[Dataset rows for apps and sites]
⟨

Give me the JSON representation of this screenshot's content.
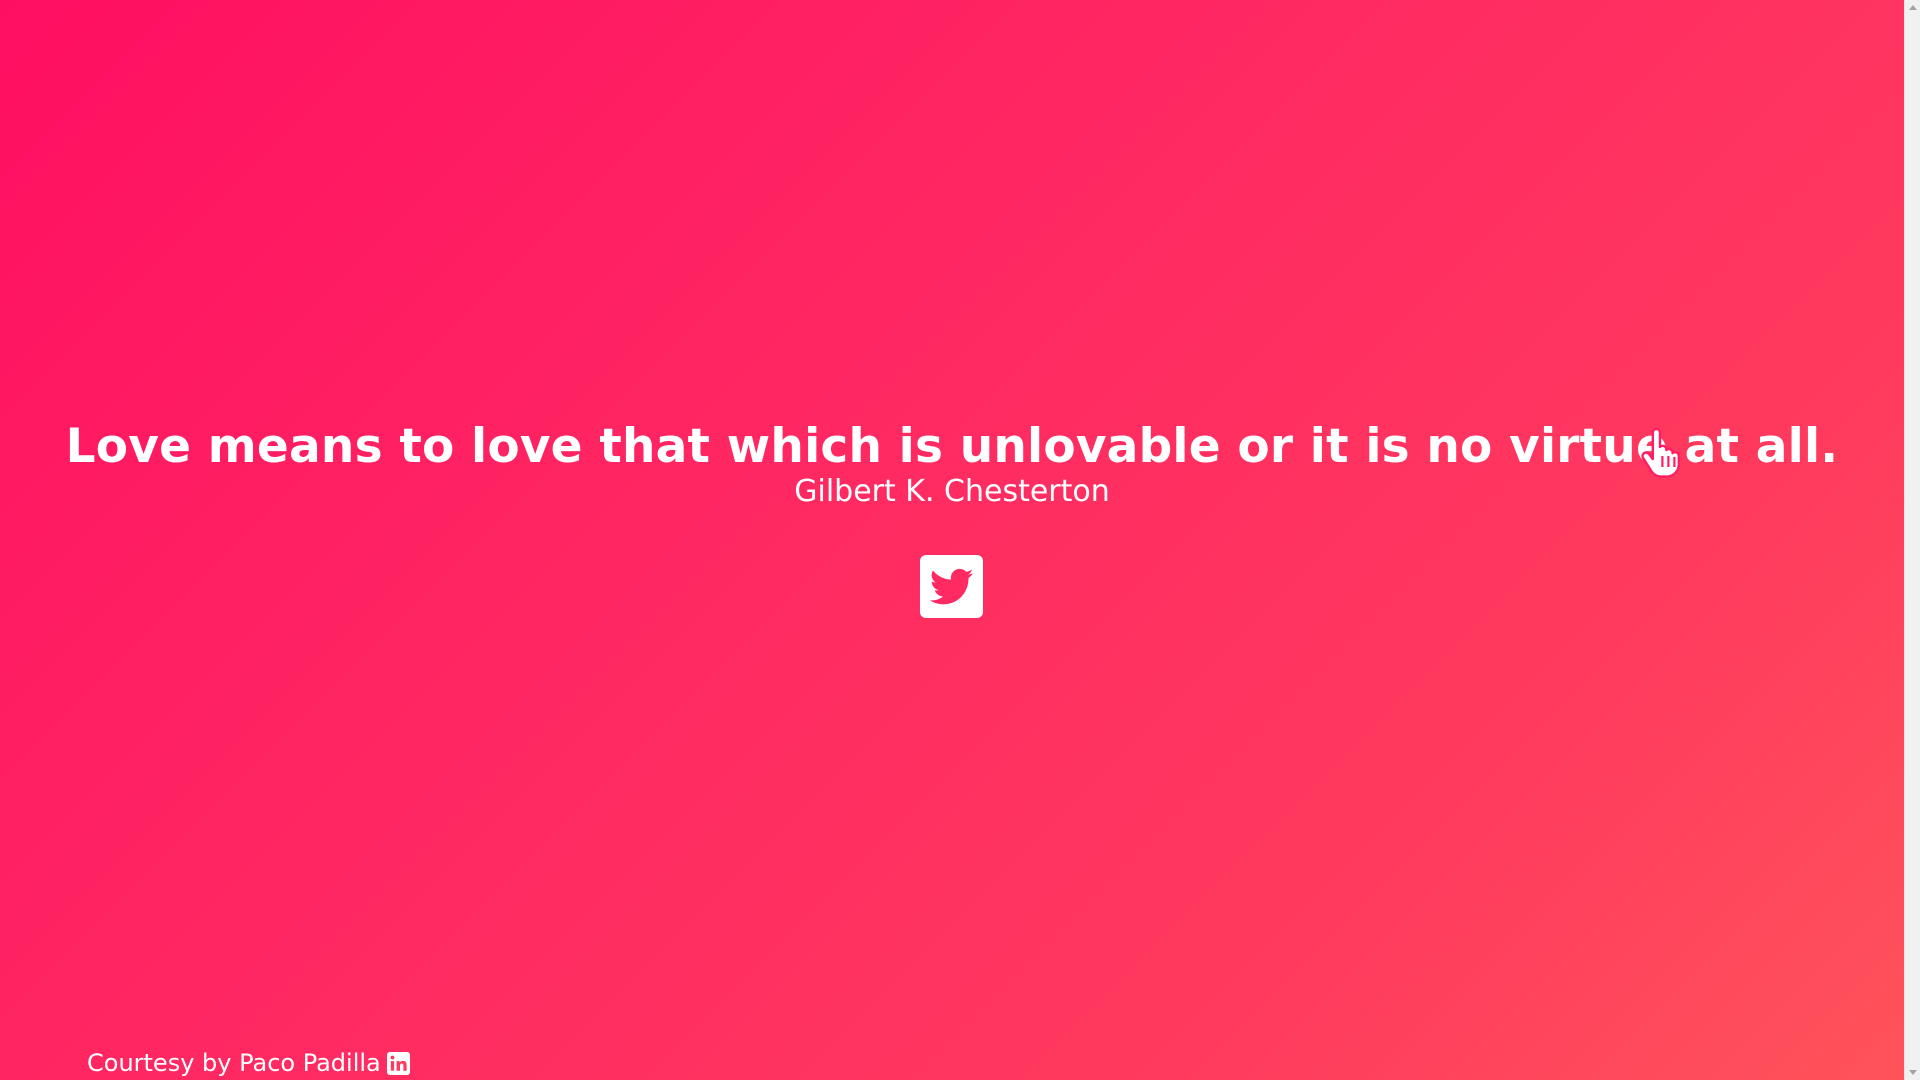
{
  "quote": {
    "text": "Love means to love that which is unlovable or it is no virtue at all.",
    "author": "Gilbert K. Chesterton"
  },
  "share": {
    "icon": "twitter-icon"
  },
  "footer": {
    "credit": "Courtesy by Paco Padilla",
    "icon": "linkedin-icon"
  },
  "colors": {
    "background_start": "#ff0f62",
    "background_end": "#ff545a",
    "text": "#ffffff"
  }
}
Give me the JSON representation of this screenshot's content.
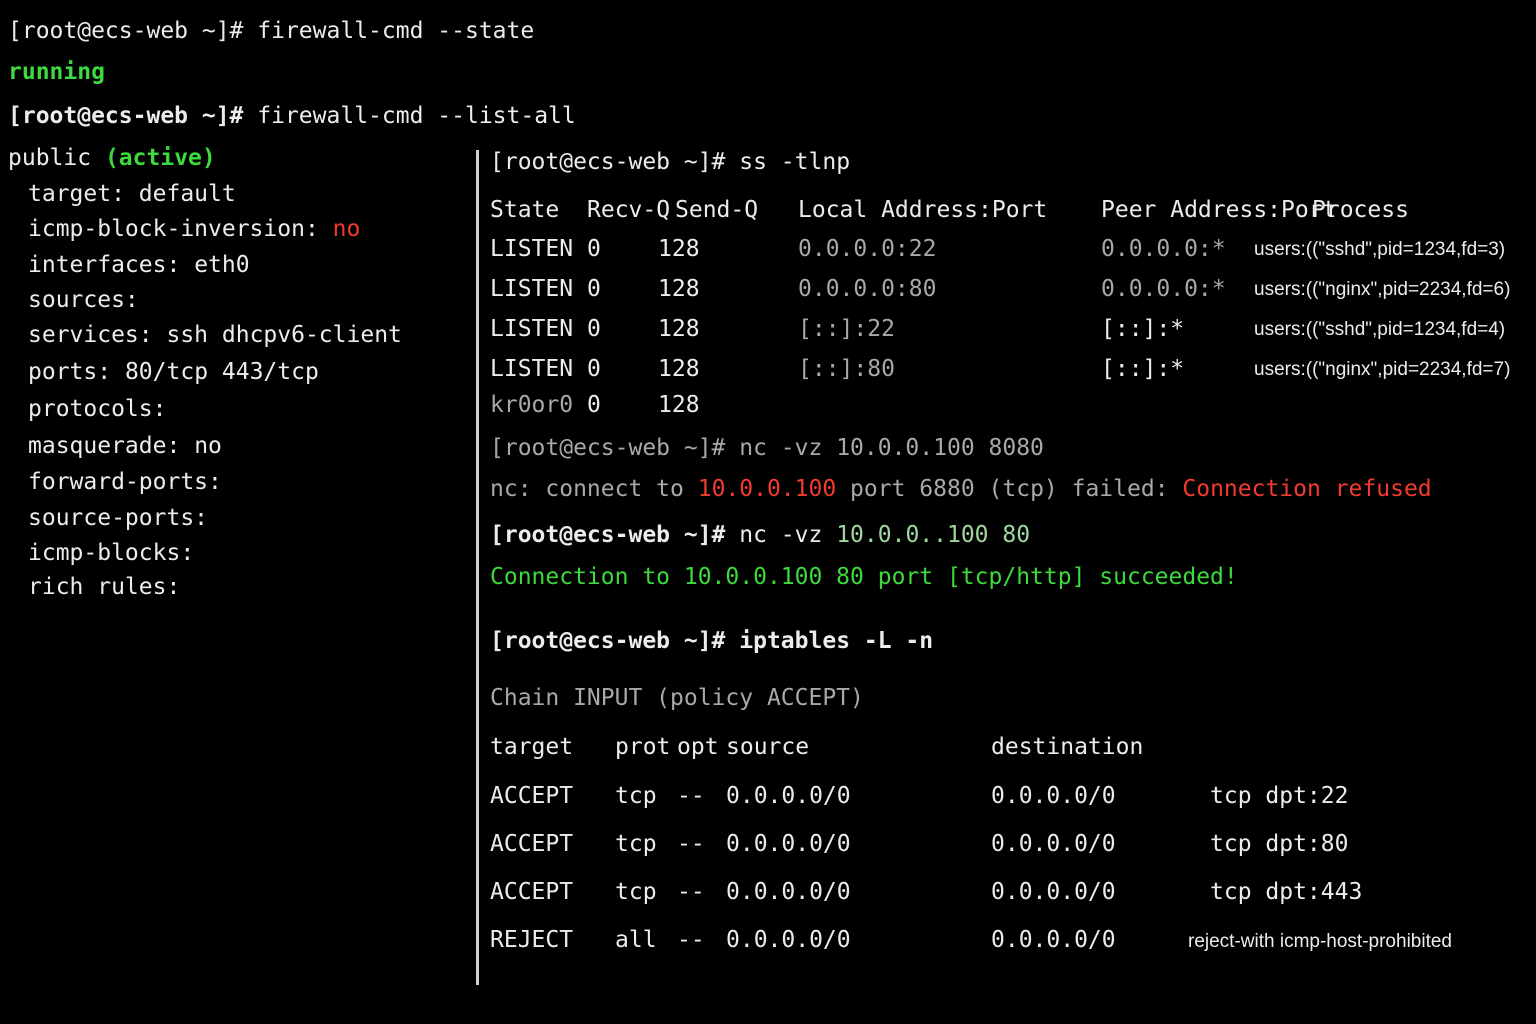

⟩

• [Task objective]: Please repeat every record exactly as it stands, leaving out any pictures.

• [Reply to the task]:
Give me the JSON representation of this screenshot's content.
{
  "quote": {
    "text": "Love means to love that which is unlovable or it is no virtue at all.",
    "author": "Gilbert K. Chesterton"
  },
  "share": {
    "icon": "twitter-icon"
  },
  "footer": {
    "credit": "Courtesy by Paco Padilla",
    "icon": "linkedin-icon"
  },
  "colors": {
    "background_start": "#ff0f62",
    "background_end": "#ff545a",
    "text": "#ffffff"
  }
}
Give me the JSON representation of this screenshot's content.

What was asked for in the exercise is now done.